__THE INPUT__:
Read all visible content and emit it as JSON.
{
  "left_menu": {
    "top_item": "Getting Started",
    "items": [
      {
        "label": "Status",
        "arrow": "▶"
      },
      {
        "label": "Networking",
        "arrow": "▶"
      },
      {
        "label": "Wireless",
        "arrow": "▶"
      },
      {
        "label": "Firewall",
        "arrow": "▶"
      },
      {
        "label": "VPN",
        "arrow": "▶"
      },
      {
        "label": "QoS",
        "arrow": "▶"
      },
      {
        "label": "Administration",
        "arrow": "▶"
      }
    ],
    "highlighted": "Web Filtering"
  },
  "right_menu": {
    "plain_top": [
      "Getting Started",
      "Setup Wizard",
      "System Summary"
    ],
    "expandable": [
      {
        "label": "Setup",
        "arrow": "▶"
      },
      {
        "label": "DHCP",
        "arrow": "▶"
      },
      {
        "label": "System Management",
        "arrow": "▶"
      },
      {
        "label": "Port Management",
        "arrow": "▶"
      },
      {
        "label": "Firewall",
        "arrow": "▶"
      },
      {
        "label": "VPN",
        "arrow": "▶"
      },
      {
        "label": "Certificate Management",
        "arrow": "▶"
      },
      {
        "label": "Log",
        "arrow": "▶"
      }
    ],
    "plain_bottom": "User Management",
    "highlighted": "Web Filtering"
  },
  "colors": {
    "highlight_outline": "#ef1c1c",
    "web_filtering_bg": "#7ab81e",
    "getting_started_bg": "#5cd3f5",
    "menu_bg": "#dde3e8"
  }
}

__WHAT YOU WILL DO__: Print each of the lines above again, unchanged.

__OUTPUT FOR THIS EXERCISE__:
Read all visible content and emit it as JSON.
{
  "left_menu": {
    "top_item": "Getting Started",
    "items": [
      {
        "label": "Status",
        "arrow": "▶"
      },
      {
        "label": "Networking",
        "arrow": "▶"
      },
      {
        "label": "Wireless",
        "arrow": "▶"
      },
      {
        "label": "Firewall",
        "arrow": "▶"
      },
      {
        "label": "VPN",
        "arrow": "▶"
      },
      {
        "label": "QoS",
        "arrow": "▶"
      },
      {
        "label": "Administration",
        "arrow": "▶"
      }
    ],
    "highlighted": "Web Filtering"
  },
  "right_menu": {
    "plain_top": [
      "Getting Started",
      "Setup Wizard",
      "System Summary"
    ],
    "expandable": [
      {
        "label": "Setup",
        "arrow": "▶"
      },
      {
        "label": "DHCP",
        "arrow": "▶"
      },
      {
        "label": "System Management",
        "arrow": "▶"
      },
      {
        "label": "Port Management",
        "arrow": "▶"
      },
      {
        "label": "Firewall",
        "arrow": "▶"
      },
      {
        "label": "VPN",
        "arrow": "▶"
      },
      {
        "label": "Certificate Management",
        "arrow": "▶"
      },
      {
        "label": "Log",
        "arrow": "▶"
      }
    ],
    "plain_bottom": "User Management",
    "highlighted": "Web Filtering"
  },
  "colors": {
    "highlight_outline": "#ef1c1c",
    "web_filtering_bg": "#7ab81e",
    "getting_started_bg": "#5cd3f5",
    "menu_bg": "#dde3e8"
  }
}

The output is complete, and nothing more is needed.